ALLEGED INVESTIGATION OF THE ATTACKS
Shortly after the incident of the January shootings and bombings which led to the deaths of many, and injusry of even many more, the Nigerian Police sais in a statement that investigations had commenced as a measure to bring the members of Boko Haram involved in these incidents, to book.
Olushola Amore, who spoke on behalf of the Police at the time, said:
“The police have commenced investigation and therefore use this medium to call for calm among the residents of Kano as police are doing their best to bring the situation under control,” .
He said police were “appealing to members of the public to come forward with information on the identity and location of these hoodlums. Information given will be treated with utmost confidentiality”.
The country’s police chief at the time, Hafiz Ringim, called for an investigation into the blasts, which he described as “well-co-ordinated attacks”.
Ringim himself, was at the time, under investigation after a suspect charged with carrying out Christmas Day bombings on churches, escaped from police custody earlier that week.
The January 2012 Boko Haram attacks left over 185 people dead, more than 150 of whom were innocent civilians going about their lives, as well as 32 members of the Nigeria Police, including three (3) Secret Police members.
We hope and pray that the dead continue to rest on, and that soon enough, there will be a day of reckoning for all the stakeholders in the existence and operations of the Boko Haram. We will not forget January 2012.
By Oluwamayowa Akinyemi

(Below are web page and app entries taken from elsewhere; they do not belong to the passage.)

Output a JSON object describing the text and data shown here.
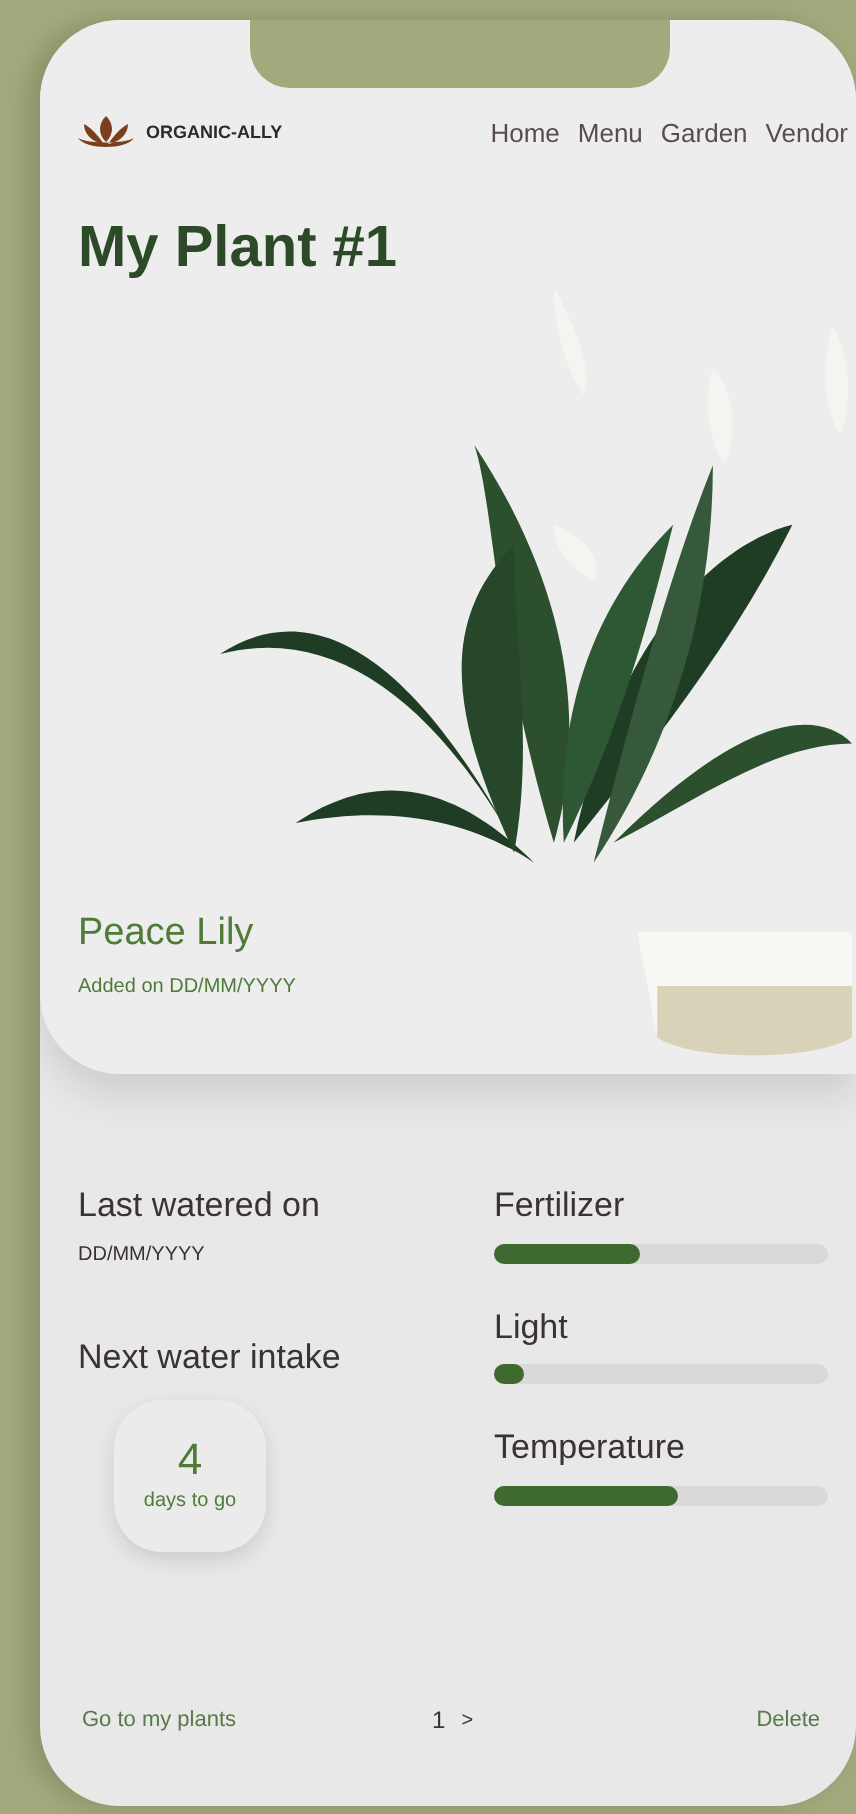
{
  "header": {
    "brand": "ORGANIC-ALLY",
    "nav": [
      "Home",
      "Menu",
      "Garden",
      "Vendor"
    ]
  },
  "title": "My Plant #1",
  "plant": {
    "name": "Peace Lily",
    "added": "Added on DD/MM/YYYY"
  },
  "watering": {
    "last_label": "Last watered on",
    "last_date": "DD/MM/YYYY",
    "next_label": "Next water intake",
    "days": "4",
    "days_caption": "days to go"
  },
  "meters": [
    {
      "label": "Fertilizer",
      "level": 0.44
    },
    {
      "label": "Light",
      "level": 0.09
    },
    {
      "label": "Temperature",
      "level": 0.55
    }
  ],
  "footer": {
    "link": "Go to my plants",
    "page": "1",
    "next": ">",
    "delete": "Delete"
  }
}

Oluwamayowa Akinyemi is a digital and web content developer with experience in web content development and management as well as research and writing. He is an avid reader of random subject matters and a sucker for movies and video games. He is also passionate about youth empowerment and is a global affairs analyst and enthusiast.